* EXTRACTED INFORMATION:
......
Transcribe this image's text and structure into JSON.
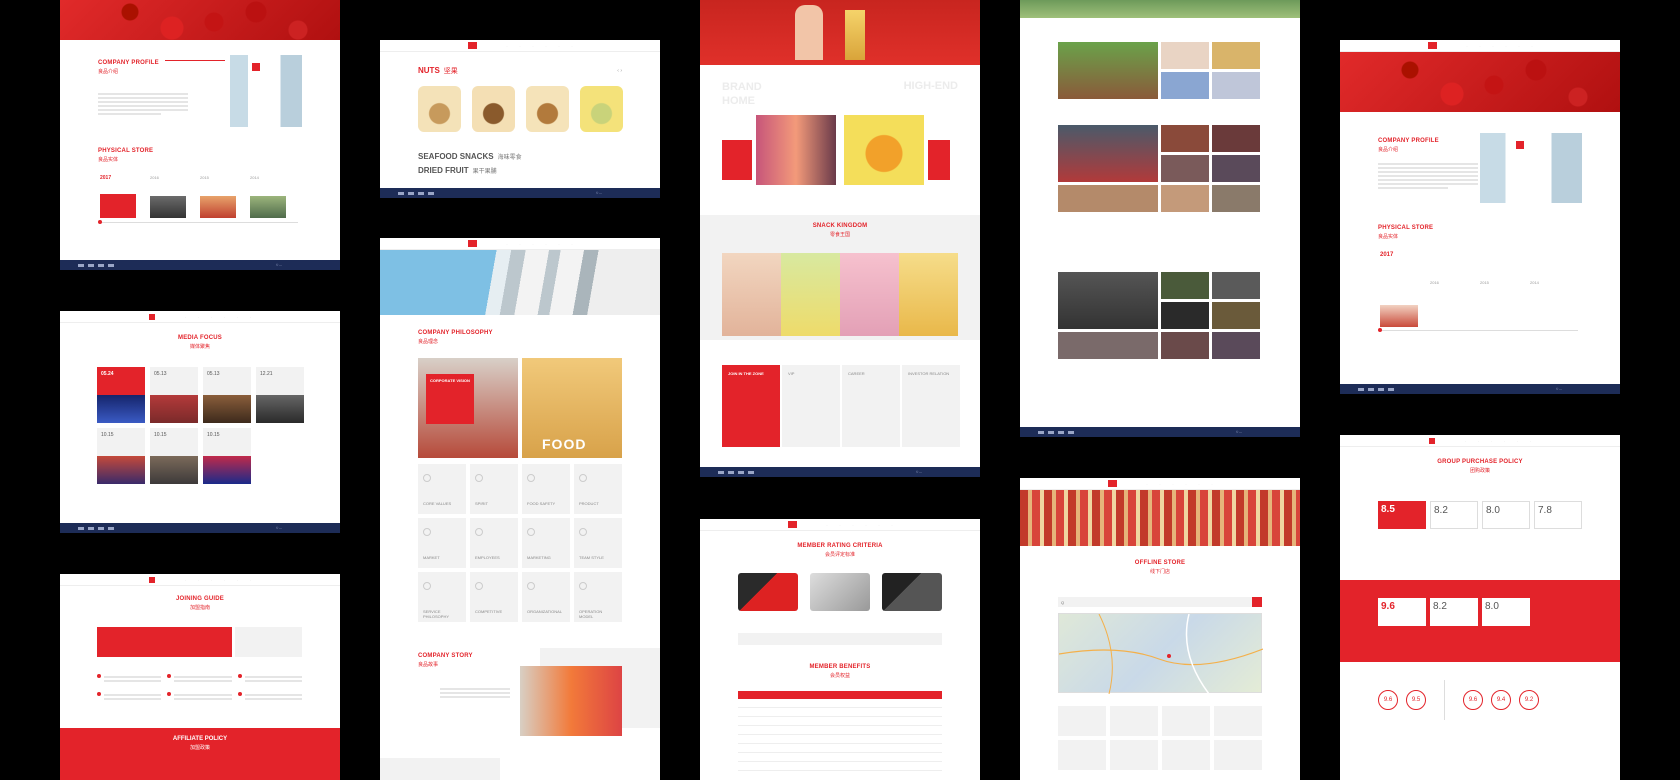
{
  "panel1": {
    "company_profile_en": "COMPANY PROFILE",
    "company_profile_cn": "良品介绍",
    "physical_store_en": "PHYSICAL STORE",
    "physical_store_cn": "良品实体",
    "years": [
      "2017",
      "2016",
      "2015",
      "2014"
    ]
  },
  "panel2": {
    "media_focus_en": "MEDIA FOCUS",
    "media_focus_cn": "媒体聚焦",
    "dates": [
      "05.24",
      "05.13",
      "05.13",
      "12.21",
      "10.15",
      "10.15",
      "10.15"
    ]
  },
  "panel3": {
    "joining_guide_en": "JOINING GUIDE",
    "joining_guide_cn": "加盟指南",
    "affiliate_policy_en": "AFFILIATE POLICY",
    "affiliate_policy_cn": "加盟政策"
  },
  "panel4": {
    "nuts_en": "NUTS",
    "nuts_cn": "坚果",
    "seafood_en": "SEAFOOD SNACKS",
    "seafood_cn": "海味零食",
    "dried_en": "DRIED FRUIT",
    "dried_cn": "果干果脯"
  },
  "panel5": {
    "philosophy_en": "COMPANY PHILOSOPHY",
    "philosophy_cn": "良品理念",
    "corporate_vision": "CORPORATE VISION",
    "food_word": "FOOD",
    "grid": [
      {
        "en": "CORE VALUES"
      },
      {
        "en": "SPIRIT"
      },
      {
        "en": "FOOD SAFETY"
      },
      {
        "en": "PRODUCT"
      },
      {
        "en": "MARKET"
      },
      {
        "en": "EMPLOYEES"
      },
      {
        "en": "MARKETING"
      },
      {
        "en": "TEAM STYLE"
      },
      {
        "en": "SERVICE PHILOSOPHY"
      },
      {
        "en": "COMPETITIVE"
      },
      {
        "en": "ORGANIZATIONAL"
      },
      {
        "en": "OPERATION MODEL"
      }
    ],
    "story_en": "COMPANY STORY",
    "story_cn": "良品故事"
  },
  "panel6": {
    "snack_kingdom_en": "SNACK KINGDOM",
    "snack_kingdom_cn": "零食王国",
    "bg_words": [
      "BRAND",
      "HIGH-END",
      "HOME"
    ],
    "zone_tiles": [
      "JOIN IN THE ZONE",
      "VIP",
      "CAREER",
      "INVESTOR RELATION"
    ]
  },
  "panel7": {
    "member_rating_en": "MEMBER RATING CRITERIA",
    "member_rating_cn": "会员评定标准",
    "member_benefits_en": "MEMBER BENEFITS",
    "member_benefits_cn": "会员权益"
  },
  "panel9": {
    "offline_store_en": "OFFLINE STORE",
    "offline_store_cn": "线下门店",
    "search_placeholder": "Q"
  },
  "panel10": {
    "company_profile_en": "COMPANY PROFILE",
    "company_profile_cn": "良品介绍",
    "physical_store_en": "PHYSICAL STORE",
    "physical_store_cn": "良品实体",
    "years": [
      "2017",
      "2016",
      "2015",
      "2014"
    ]
  },
  "panel11": {
    "group_purchase_en": "GROUP PURCHASE POLICY",
    "group_purchase_cn": "团购政策",
    "discounts_row1": [
      "8.5",
      "8.2",
      "8.0",
      "7.8"
    ],
    "discounts_row2": [
      "9.6",
      "8.2",
      "8.0"
    ],
    "circles": [
      "9.6",
      "9.5",
      "9.6",
      "9.4",
      "9.2"
    ]
  },
  "colors": {
    "brand_red": "#e3232a",
    "navy": "#1e2d55"
  }
}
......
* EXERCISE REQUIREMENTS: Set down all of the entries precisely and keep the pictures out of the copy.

* ANSWER SPACE:
Transcribe this image's text and structure into JSON.
{
  "panel1": {
    "company_profile_en": "COMPANY PROFILE",
    "company_profile_cn": "良品介绍",
    "physical_store_en": "PHYSICAL STORE",
    "physical_store_cn": "良品实体",
    "years": [
      "2017",
      "2016",
      "2015",
      "2014"
    ]
  },
  "panel2": {
    "media_focus_en": "MEDIA FOCUS",
    "media_focus_cn": "媒体聚焦",
    "dates": [
      "05.24",
      "05.13",
      "05.13",
      "12.21",
      "10.15",
      "10.15",
      "10.15"
    ]
  },
  "panel3": {
    "joining_guide_en": "JOINING GUIDE",
    "joining_guide_cn": "加盟指南",
    "affiliate_policy_en": "AFFILIATE POLICY",
    "affiliate_policy_cn": "加盟政策"
  },
  "panel4": {
    "nuts_en": "NUTS",
    "nuts_cn": "坚果",
    "seafood_en": "SEAFOOD SNACKS",
    "seafood_cn": "海味零食",
    "dried_en": "DRIED FRUIT",
    "dried_cn": "果干果脯"
  },
  "panel5": {
    "philosophy_en": "COMPANY PHILOSOPHY",
    "philosophy_cn": "良品理念",
    "corporate_vision": "CORPORATE VISION",
    "food_word": "FOOD",
    "grid": [
      {
        "en": "CORE VALUES"
      },
      {
        "en": "SPIRIT"
      },
      {
        "en": "FOOD SAFETY"
      },
      {
        "en": "PRODUCT"
      },
      {
        "en": "MARKET"
      },
      {
        "en": "EMPLOYEES"
      },
      {
        "en": "MARKETING"
      },
      {
        "en": "TEAM STYLE"
      },
      {
        "en": "SERVICE PHILOSOPHY"
      },
      {
        "en": "COMPETITIVE"
      },
      {
        "en": "ORGANIZATIONAL"
      },
      {
        "en": "OPERATION MODEL"
      }
    ],
    "story_en": "COMPANY STORY",
    "story_cn": "良品故事"
  },
  "panel6": {
    "snack_kingdom_en": "SNACK KINGDOM",
    "snack_kingdom_cn": "零食王国",
    "bg_words": [
      "BRAND",
      "HIGH-END",
      "HOME"
    ],
    "zone_tiles": [
      "JOIN IN THE ZONE",
      "VIP",
      "CAREER",
      "INVESTOR RELATION"
    ]
  },
  "panel7": {
    "member_rating_en": "MEMBER RATING CRITERIA",
    "member_rating_cn": "会员评定标准",
    "member_benefits_en": "MEMBER BENEFITS",
    "member_benefits_cn": "会员权益"
  },
  "panel9": {
    "offline_store_en": "OFFLINE STORE",
    "offline_store_cn": "线下门店",
    "search_placeholder": "Q"
  },
  "panel10": {
    "company_profile_en": "COMPANY PROFILE",
    "company_profile_cn": "良品介绍",
    "physical_store_en": "PHYSICAL STORE",
    "physical_store_cn": "良品实体",
    "years": [
      "2017",
      "2016",
      "2015",
      "2014"
    ]
  },
  "panel11": {
    "group_purchase_en": "GROUP PURCHASE POLICY",
    "group_purchase_cn": "团购政策",
    "discounts_row1": [
      "8.5",
      "8.2",
      "8.0",
      "7.8"
    ],
    "discounts_row2": [
      "9.6",
      "8.2",
      "8.0"
    ],
    "circles": [
      "9.6",
      "9.5",
      "9.6",
      "9.4",
      "9.2"
    ]
  },
  "colors": {
    "brand_red": "#e3232a",
    "navy": "#1e2d55"
  }
}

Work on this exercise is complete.